Museum volunteer, Mike Crisp has chosen a silver gift from a Green Howard officer who served in the First World War.
“With the approaching centenary of the Battle of the Somme I thought it appropriate to highlight an officer of the 5th Battalion the Yorkshire Regiment and the gift he presented to the Officers Mess, together with his service – which culminated on the Somme.
The Officers Mess is a place for officers to socialise, eat and, on occasion, sleep. The mess could range from a formal building to a temporary location such as a tent or dugout within a trench. It is believed that the name originates from the Old French word ‘mes’, meaning a portion of food and eventually is found in English during the 15th century as a description where a group of people met to eat and was termed ‘a mess’.
British Army traditions place great value on their mess silver, which the mess members would be justifiably proud. The silver was acquired either by subscription of members or donated by other regiments, messes or individuals to mark occasions such as a promotion.
My object of the month is a pair of silver lighters in the form of flaming grenades presented to the mess by Major Mortimer of the 5th Battalion in 1914. The design is of a stylised grenade as seen worn as insignia on the uniforms of regiments such the Grenadier Guards or Fusiliers. The body of each grenade is engraved with the regimental crest and inscribed; Presented to the Officers Mess by Major Mortimer 1914. The grenades are hallmarked for Chester 1913 with maker’s initials of S L Ld, possibly the company of Stokes and Ireland Limited, well know Chester silversmiths, first registered in 1890.

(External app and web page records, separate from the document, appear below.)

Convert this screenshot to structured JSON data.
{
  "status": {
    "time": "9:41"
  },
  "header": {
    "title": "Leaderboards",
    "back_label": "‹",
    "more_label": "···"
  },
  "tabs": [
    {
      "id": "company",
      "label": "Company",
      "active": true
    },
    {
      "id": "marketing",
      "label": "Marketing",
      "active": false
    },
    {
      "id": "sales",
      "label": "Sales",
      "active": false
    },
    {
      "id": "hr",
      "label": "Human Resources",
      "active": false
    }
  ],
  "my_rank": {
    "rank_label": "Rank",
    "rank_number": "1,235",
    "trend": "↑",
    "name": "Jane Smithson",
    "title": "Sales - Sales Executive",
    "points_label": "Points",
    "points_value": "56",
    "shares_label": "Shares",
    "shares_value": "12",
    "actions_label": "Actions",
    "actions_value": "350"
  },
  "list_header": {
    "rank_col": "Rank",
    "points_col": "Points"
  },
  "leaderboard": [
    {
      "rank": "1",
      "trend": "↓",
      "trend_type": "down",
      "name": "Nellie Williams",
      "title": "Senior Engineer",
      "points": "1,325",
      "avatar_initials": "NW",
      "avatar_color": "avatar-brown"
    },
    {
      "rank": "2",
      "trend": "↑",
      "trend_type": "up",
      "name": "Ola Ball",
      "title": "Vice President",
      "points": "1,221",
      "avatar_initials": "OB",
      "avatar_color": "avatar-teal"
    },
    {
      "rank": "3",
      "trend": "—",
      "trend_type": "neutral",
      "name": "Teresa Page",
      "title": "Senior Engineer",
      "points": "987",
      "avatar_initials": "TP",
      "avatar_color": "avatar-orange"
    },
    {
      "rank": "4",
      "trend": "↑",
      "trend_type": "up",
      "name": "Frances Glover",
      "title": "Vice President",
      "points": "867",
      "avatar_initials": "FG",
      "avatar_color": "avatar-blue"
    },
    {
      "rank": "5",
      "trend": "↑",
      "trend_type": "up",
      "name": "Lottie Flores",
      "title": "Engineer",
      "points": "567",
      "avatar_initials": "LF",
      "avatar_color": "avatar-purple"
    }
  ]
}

The spherical part of the grenade contains a reservoir to hold a combustible fluid which has a wick dipped into it and protrudes through the flames of the grenade. Once lit in subdued lighting it would have looked stunning with the flame reflecting off the polished silver.
James Mortimer was the eldest son of a distinguished Yorkshire Antiquary who was the founder of the Driffield Museum. He joined the 2nd Battalion of the East Yorkshire Regiment in 1888 and served in South Africa where he was awarded the Queens South Africa Medal.
On the 1st April 1908 he transferred to the Yorkshire Regiment and subsequently went to France with the 5th Battalion in April 1915 where he was promoted to Lieutenant Colonel and took command of the Battalion. Seeing service at Ypres he was described as displaying; “magnificent courage and example inspired his men with the same determination which he himself possessed”.
On the 30th November 1915 he was Mentioned in Dispatches and also created a Companion of the Most Distinguished Order of St Michael and St George (C.M.G.) for his service. The C.M.G. being a British order of chivalry which dates back to 1818 and originally awarded to those who holding commands or high position in the Mediterranean territories and subsequently extended to similar positions in other territories of the British Empire.
The 9th September 1916 saw the 5th Battalion on the Somme and move from Millencourt to Lozenge Wood in preparation to carry out an attack on the area between High Wood and Martinpuich. They commenced the attack at 6.30am on the 15th. However, just before the attack went in his men heard that Lieutenant Colonel Mortimer had been killed by a shell as he was making his way to the assembly trenches. The Battalion’s object was successfully gained and it was written of Colonel Mortimer by his General, that; “he was the pride of his Battalion, the pride of the Brigade, and an example to us all”.
Lieutenant Colonel Mortimer is buried at Flatiron Copse Cemetery, Mametz. I think it is wonderful that he would be remembered each time the mess silver was laid for dinner, with his fellow officers lighting their cigars from his silver grenades.